> **TASK STATEMENT**:
Go over the listing below line by line, and return each one holding the string "Search".

> **SOURCE RECORDS**:
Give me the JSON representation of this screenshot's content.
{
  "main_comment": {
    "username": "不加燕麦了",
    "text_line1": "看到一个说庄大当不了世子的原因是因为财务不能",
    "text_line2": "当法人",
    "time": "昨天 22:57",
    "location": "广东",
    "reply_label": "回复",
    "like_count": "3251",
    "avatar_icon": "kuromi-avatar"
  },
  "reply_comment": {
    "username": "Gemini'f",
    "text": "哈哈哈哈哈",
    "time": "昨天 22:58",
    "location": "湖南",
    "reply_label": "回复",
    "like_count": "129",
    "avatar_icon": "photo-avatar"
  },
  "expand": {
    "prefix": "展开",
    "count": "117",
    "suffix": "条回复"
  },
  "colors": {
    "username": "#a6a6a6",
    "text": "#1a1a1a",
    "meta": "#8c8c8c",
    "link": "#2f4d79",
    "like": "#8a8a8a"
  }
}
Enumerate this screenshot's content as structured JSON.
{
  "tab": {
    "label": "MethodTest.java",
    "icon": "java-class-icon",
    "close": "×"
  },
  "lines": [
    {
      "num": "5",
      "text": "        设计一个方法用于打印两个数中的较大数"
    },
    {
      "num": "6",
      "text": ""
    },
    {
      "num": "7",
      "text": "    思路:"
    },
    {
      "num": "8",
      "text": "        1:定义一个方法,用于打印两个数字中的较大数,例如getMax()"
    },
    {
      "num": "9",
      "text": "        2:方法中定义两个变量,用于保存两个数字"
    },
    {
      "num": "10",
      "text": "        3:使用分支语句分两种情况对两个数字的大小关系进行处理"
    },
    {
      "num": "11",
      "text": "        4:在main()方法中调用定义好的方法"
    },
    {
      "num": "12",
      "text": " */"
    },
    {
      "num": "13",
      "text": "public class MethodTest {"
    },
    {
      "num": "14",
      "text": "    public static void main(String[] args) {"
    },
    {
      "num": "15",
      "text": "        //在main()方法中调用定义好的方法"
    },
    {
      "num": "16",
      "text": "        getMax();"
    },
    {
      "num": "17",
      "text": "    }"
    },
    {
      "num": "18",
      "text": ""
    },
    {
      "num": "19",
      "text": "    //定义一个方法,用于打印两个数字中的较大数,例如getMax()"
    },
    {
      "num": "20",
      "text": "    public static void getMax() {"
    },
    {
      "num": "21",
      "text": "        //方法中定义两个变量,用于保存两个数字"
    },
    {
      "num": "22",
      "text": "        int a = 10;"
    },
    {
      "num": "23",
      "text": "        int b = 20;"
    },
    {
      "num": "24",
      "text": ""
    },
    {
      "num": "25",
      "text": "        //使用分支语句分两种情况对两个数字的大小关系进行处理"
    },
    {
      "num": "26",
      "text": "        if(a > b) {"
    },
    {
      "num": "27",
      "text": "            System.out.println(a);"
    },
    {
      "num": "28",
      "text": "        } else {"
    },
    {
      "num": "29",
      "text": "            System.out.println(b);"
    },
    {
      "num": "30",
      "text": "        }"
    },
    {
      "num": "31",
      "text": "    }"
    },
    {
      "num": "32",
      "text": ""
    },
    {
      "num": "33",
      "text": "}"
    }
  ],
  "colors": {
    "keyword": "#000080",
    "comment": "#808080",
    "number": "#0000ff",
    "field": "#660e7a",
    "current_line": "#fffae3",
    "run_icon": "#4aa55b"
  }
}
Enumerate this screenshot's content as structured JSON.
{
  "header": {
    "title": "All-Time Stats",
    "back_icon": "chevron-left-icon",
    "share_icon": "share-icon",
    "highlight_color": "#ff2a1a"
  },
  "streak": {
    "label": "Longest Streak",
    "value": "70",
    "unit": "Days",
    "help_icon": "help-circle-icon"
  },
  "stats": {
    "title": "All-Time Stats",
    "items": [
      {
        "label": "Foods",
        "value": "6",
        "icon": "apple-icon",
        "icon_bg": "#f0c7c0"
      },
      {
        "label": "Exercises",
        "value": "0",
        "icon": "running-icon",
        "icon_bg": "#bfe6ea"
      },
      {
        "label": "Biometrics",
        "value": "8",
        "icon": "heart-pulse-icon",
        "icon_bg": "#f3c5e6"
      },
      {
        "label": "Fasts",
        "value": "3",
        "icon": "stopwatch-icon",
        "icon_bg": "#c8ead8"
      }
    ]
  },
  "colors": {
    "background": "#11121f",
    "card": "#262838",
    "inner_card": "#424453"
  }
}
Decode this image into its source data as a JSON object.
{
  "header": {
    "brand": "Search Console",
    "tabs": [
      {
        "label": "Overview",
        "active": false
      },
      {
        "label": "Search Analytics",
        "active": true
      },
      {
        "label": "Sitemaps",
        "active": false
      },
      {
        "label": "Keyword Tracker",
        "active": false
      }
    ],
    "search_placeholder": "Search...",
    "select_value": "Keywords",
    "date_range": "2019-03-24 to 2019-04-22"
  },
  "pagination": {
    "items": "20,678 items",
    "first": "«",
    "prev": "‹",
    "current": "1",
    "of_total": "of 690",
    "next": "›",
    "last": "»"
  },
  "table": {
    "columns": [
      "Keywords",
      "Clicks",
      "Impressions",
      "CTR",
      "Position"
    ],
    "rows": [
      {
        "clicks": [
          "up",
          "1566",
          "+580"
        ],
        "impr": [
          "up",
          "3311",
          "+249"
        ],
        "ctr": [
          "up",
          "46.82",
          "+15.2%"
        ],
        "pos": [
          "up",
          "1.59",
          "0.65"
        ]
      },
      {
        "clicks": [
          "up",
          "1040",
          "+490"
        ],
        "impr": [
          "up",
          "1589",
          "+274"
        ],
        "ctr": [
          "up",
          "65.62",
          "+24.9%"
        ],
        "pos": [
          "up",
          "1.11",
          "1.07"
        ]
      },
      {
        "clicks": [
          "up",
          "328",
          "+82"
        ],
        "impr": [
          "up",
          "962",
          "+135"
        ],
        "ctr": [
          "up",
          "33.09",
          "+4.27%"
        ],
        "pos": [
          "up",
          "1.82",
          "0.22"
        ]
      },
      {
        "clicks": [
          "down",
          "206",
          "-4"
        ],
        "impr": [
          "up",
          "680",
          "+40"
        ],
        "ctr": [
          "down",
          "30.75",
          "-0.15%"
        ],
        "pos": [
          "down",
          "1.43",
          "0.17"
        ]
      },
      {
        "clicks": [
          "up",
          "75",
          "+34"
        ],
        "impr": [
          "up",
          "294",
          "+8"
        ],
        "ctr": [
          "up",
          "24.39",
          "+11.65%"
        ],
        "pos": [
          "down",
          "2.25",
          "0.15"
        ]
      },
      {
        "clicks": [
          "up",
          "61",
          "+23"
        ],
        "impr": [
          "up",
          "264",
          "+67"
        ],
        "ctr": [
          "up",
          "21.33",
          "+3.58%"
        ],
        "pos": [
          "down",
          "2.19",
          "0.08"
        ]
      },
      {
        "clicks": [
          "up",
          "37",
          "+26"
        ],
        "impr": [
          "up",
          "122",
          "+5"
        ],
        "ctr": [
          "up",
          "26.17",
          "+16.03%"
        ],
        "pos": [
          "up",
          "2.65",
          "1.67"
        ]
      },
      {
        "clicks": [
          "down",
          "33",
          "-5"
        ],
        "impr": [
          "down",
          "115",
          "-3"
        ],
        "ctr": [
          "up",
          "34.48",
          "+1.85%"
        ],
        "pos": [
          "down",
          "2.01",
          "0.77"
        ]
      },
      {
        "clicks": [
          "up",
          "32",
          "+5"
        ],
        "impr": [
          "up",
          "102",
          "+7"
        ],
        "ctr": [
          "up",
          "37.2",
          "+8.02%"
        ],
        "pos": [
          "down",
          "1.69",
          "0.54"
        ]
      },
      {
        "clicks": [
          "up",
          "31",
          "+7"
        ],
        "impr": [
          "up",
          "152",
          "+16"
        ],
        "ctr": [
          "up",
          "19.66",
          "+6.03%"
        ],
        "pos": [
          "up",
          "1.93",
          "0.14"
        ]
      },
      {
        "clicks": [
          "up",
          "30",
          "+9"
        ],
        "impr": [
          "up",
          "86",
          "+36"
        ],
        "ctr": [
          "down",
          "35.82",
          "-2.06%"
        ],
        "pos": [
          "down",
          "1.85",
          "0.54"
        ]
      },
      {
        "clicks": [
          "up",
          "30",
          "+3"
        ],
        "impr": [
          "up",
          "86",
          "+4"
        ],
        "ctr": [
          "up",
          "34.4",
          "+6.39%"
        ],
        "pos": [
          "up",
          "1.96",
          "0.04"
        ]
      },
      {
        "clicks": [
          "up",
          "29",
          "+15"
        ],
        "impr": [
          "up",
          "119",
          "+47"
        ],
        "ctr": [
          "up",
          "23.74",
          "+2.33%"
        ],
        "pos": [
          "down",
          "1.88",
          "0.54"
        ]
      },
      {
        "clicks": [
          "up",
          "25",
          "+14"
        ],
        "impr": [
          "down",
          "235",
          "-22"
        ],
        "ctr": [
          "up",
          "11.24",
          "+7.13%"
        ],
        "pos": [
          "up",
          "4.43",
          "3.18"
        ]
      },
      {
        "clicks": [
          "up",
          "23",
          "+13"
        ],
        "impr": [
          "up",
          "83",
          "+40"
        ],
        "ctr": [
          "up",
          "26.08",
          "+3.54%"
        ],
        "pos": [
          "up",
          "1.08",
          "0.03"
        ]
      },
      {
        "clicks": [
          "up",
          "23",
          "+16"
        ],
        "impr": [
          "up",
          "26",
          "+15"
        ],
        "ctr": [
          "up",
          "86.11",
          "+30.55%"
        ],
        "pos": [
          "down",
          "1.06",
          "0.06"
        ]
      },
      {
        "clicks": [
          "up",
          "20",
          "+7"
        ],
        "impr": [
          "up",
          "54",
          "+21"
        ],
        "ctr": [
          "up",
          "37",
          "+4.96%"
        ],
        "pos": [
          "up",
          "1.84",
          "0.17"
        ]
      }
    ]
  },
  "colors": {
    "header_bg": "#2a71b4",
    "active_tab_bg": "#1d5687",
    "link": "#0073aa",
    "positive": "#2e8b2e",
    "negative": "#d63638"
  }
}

> **REPLY**:
    "brand": "Search Console",
        "label": "Search Analytics",
    "search_placeholder": "Search...",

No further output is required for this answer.